      // ((FIROAuthCredential *)authResult.credential).accessToken
      // OAuth ID token can also be retrieved:
      // ((FIROAuthCredential *)authResult.credential).idToken
    }];
    

Handle the sign-in flow manually

If you've already implemented the OpenID Connect sign-in flow in your app, you can use the ID token directly to authenticate with Firebase:

Swift

let credential = OAuthProvider.credential(
    withProviderID: "oidc.example-provider",  // As registered in Firebase console.
    idToken: idToken,  // ID token from OpenID Connect flow.
    rawNonce: nil
)
Auth.auth().signIn(with: credential) { authResult, error in
    if error {
        // Handle error.
        return
    }
    // User is signed in.
    // IdP data available in authResult?.additionalUserInfo?.profile
}

Objective-C

FIROAuthCredential *credential =
    [FIROAuthProvider credentialWithProviderID:@"oidc.example-provider"  // As registered in Firebase console.
                                       IDToken:idToken  // ID token from OpenID Connect flow.
                                      rawNonce:nil];
[[FIRAuth auth] signInWithCredential:credential
                          completion:^(FIRAuthDataResult * _Nullable authResult,
                                      NSError * _Nullable error) {
    if (error != nil) {
        // Handle error.
        return;
    }
    // User is signed in.
    // IdP data available in authResult.additionalUserInfo.profile
}];

Next steps

After a user signs in for the first time, a new user account is created and linked to the credentials—that is, the user name and password, phone number, or auth provider information—the user signed in with.

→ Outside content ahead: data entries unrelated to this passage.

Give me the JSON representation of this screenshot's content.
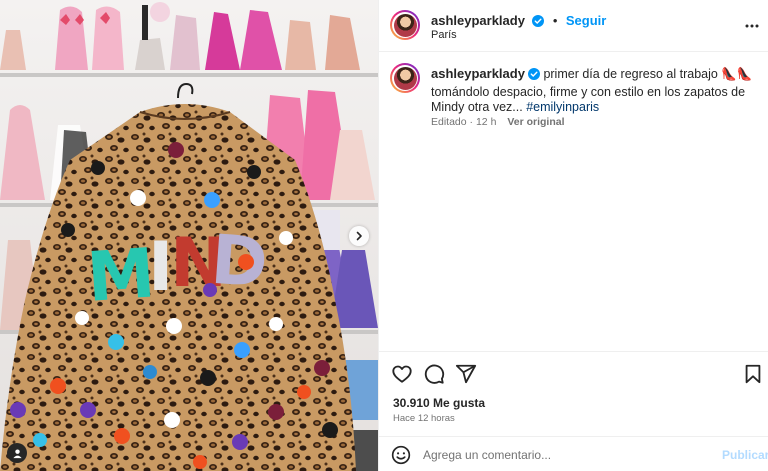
{
  "post": {
    "author": {
      "username": "ashleyparklady",
      "verified": true,
      "follow_label": "Seguir",
      "location": "París"
    },
    "caption": {
      "username": "ashleyparklady",
      "text": "primer día de regreso al trabajo 👠👠 tomándolo despacio, firme y con estilo en los zapatos de Mindy otra vez...",
      "hashtag": "#emilyinparis"
    },
    "meta": {
      "status": "Editado",
      "separator": "·",
      "age": "12 h",
      "see_original": "Ver original"
    },
    "likes_label": "30.910 Me gusta",
    "timestamp": "Hace 12 horas",
    "image": {
      "jacket_text": "MINDY"
    }
  },
  "comment": {
    "placeholder": "Agrega un comentario...",
    "post_label": "Publicar"
  },
  "icons": {
    "more": "more-options-icon",
    "like": "heart-icon",
    "comment": "comment-icon",
    "share": "share-icon",
    "save": "bookmark-icon",
    "emoji": "emoji-icon",
    "verified": "verified-badge-icon",
    "next": "chevron-right-icon",
    "tagged": "user-tag-icon"
  },
  "colors": {
    "accent": "#0095f6",
    "verified": "#0095f6",
    "muted": "#737373",
    "hashtag": "#00376b"
  }
}
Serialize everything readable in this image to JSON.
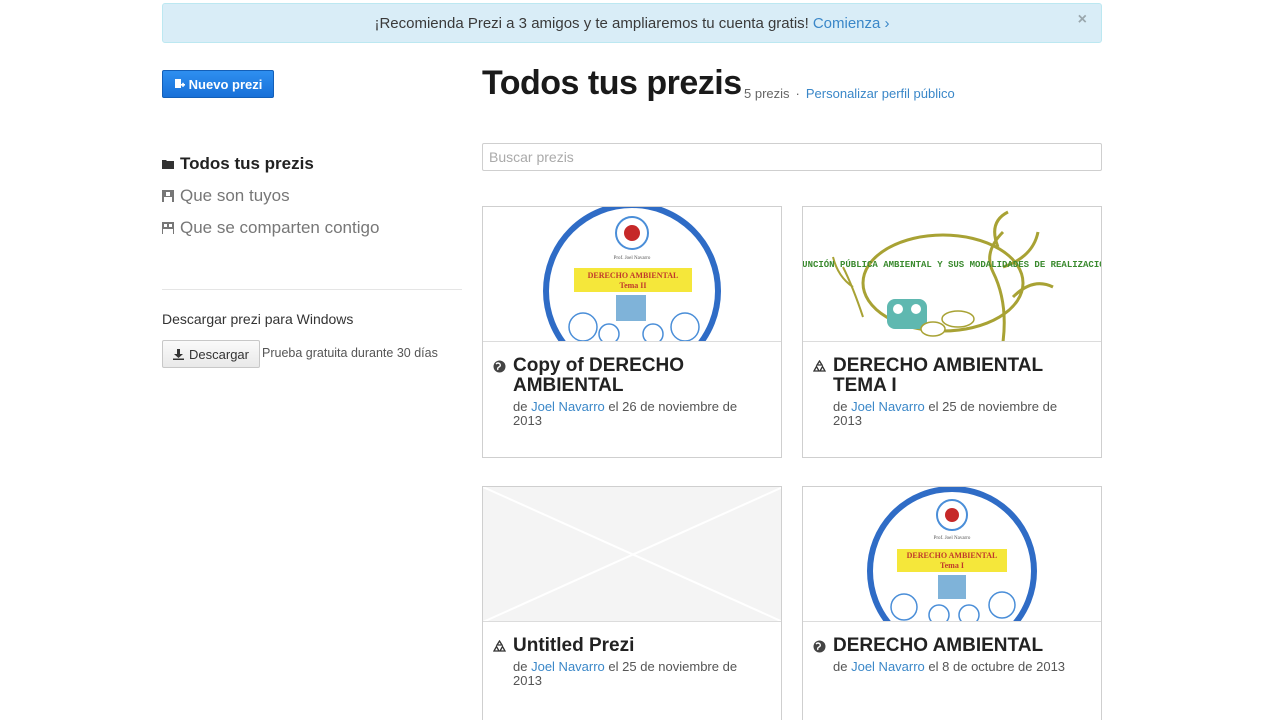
{
  "banner": {
    "text": "¡Recomienda Prezi a 3 amigos y te ampliaremos tu cuenta gratis!",
    "link": "Comienza ›",
    "close": "×"
  },
  "new_button": {
    "label": "Nuevo prezi"
  },
  "header": {
    "title": "Todos tus prezis",
    "count": "5 prezis",
    "separator": "·",
    "profile_link": "Personalizar perfil público"
  },
  "nav": {
    "items": [
      {
        "label": "Todos tus prezis",
        "icon": "folder-icon"
      },
      {
        "label": "Que son tuyos",
        "icon": "user-icon"
      },
      {
        "label": "Que se comparten contigo",
        "icon": "users-icon"
      }
    ]
  },
  "download": {
    "title": "Descargar prezi para Windows",
    "button": "Descargar",
    "note": "Prueba gratuita durante 30 días"
  },
  "search": {
    "placeholder": "Buscar prezis"
  },
  "cards": [
    {
      "title": "Copy of DERECHO AMBIENTAL",
      "by": "de",
      "author": "Joel Navarro",
      "date": "el 26 de noviembre de 2013",
      "icon": "globe-icon",
      "thumb_title": "DERECHO AMBIENTAL",
      "thumb_sub": "Tema II",
      "thumb_name": "Prof. Joel Navarro"
    },
    {
      "title": "DERECHO AMBIENTAL TEMA I",
      "by": "de",
      "author": "Joel Navarro",
      "date": "el 25 de noviembre de 2013",
      "icon": "recycle-icon",
      "thumb_title": "LA FUNCIÓN PÚBLICA AMBIENTAL Y SUS MODALIDADES DE REALIZACIÓN."
    },
    {
      "title": "Untitled Prezi",
      "by": "de",
      "author": "Joel Navarro",
      "date": "el 25 de noviembre de 2013",
      "icon": "recycle-icon"
    },
    {
      "title": "DERECHO AMBIENTAL",
      "by": "de",
      "author": "Joel Navarro",
      "date": "el 8 de octubre de 2013",
      "icon": "globe-icon",
      "thumb_title": "DERECHO AMBIENTAL",
      "thumb_sub": "Tema I",
      "thumb_name": "Prof. Joel Navarro"
    }
  ]
}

This new account is stored as part of your Firebase project, and can be used to identify a user across every app in your project, regardless of how the user signs in.

  • In your apps, you can get the user's basic profile information from the FIRUser object. See Manage Users.

  • In your Firebase Realtime Database and Cloud Storage Security Rules, you can get the signed-in user's unique user ID from the auth variable, and use it to control what data a user can access.

You can allow users to sign in to your app using multiple authentication providers by linking auth provider credentials to an existing user account.

To sign out a user, call signOut:.

Swift

    let firebaseAuth = Auth.auth()
do {
  try firebaseAuth.signOut()
} catch let signOutError as NSError {
  print("Error signing out: %@", signOutError)
}
  

Objective-C

    NSError *signOutError;
BOOL status = [[FIRAuth auth] signOut:&signOutError];
if (!status) {
  NSLog(@"Error signing out: %@", signOutError);
  return;
}

You may also want to add error handling code for the full range of authentication errors. See Handle Errors.